I am only a few chapters into the first season, but 12 Monkeys seems to introduce an interesting take on time travel. Fundamentally it is similar to the "instant rewrite" approach, in which the time traveler's actions that alter the past, change the future "on the fly". This happened in Project Almanac when one of the time travelling boys drew a smiley on the neck of his version in the past (just a few hours) and the smiley was being drawn on his own neck at the same time. In 12 Monkeys the main time-traveling character is permanently worried not to alter things that may erase him altogether before he achieves his ultimate goal, which is to eliminate the cause of a plague. He also assumes that once he achieves this goal he should disappear, because in a future without the plague he would not have been rescued from certain death in jail.
Clearly this mode of time travel is one of filmmakers' favorites, as it produces clear and fast effects that can be well narrated cinematographically, but it so happens that I currently think it is the only one that could not really happen as it is logically flawed: as soon as (and I mean "infinitesimally soon") the time traveler has reached the past, the timeline is a completely new one. We can ignore the possibility of him being immediately erased from existence as part of the timeline that no longer exists, as this would just mean time-travel is impossible. So let us assume the traveler remains alive: if he is wearing a watch and finds its version from the past, and scratches its surface, the changes he is making should not affect the watch he is wearing, as it is a different one. In the same way, if his past self is killed - or stopped from being born - he should not immediately disappear, because this past version of himself is another body, another being who may or may not travel to the past, but certainly not the guy who traveled to the past. So the only outcome of this mode of time travel is that someone will become part of a new history in which the effects of his presence make things different from the history as he knew it. That new history is not the old one that is being transformed sort of "live" by the actions of the time traveler, it is a completely new one where events are different and include the time traveler from the outset. In terms of the smiley being drawn on the neck in Project Almanac, the smiley should not appear on the time travelers neck at all - in fact, when the time travelling kids went back to the future they should have met new versions of themselves there - one with the smiley on his neck - and there would be no way to avoid being duplicates of themselves once time travel has happened!
At this point we can decide whether we prefer to think that the new timeline coexists with the old one (as in Continuum), or the old one is just erased and overwritten by the new one. In either case, there is no possibility of seeing the changes happen "on the fly" and for each time travel event there would necessarily be an additional copy of the time travelers: this is clearly the case if timelines coexist, but is also unavoidable if timelines are overwritten (remember that the alternative would be that the travelers are instantly erased together with their original timeline, rendering time travel impossible).
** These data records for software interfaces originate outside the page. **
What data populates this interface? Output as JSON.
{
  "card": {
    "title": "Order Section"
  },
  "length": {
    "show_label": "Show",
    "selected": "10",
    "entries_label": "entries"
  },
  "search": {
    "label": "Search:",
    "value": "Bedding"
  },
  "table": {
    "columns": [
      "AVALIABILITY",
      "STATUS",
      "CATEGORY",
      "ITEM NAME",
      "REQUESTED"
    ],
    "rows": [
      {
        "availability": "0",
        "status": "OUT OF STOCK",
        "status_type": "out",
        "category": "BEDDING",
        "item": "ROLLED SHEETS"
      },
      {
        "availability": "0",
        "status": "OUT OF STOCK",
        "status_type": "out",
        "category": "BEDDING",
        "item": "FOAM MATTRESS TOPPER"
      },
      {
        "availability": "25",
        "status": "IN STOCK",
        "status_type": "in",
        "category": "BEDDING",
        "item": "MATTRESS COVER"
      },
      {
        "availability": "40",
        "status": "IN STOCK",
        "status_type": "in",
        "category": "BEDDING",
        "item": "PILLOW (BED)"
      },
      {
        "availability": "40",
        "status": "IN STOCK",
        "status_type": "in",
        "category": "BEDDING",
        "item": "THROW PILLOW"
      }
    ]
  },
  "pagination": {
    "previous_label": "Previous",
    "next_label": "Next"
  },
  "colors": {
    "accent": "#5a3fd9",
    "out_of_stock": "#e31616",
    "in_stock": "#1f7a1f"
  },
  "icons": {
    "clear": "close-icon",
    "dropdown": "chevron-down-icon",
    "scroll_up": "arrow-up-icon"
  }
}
One particular feature of time-travel in 12 Monkeys is that putting objects in physical contact with themselves from the future or the past causes a explosive energy release and quite a bit of destruction.The writers have chosen to introduce it for the sake of the plot, and does not affect the core question of the paradox as discussed above.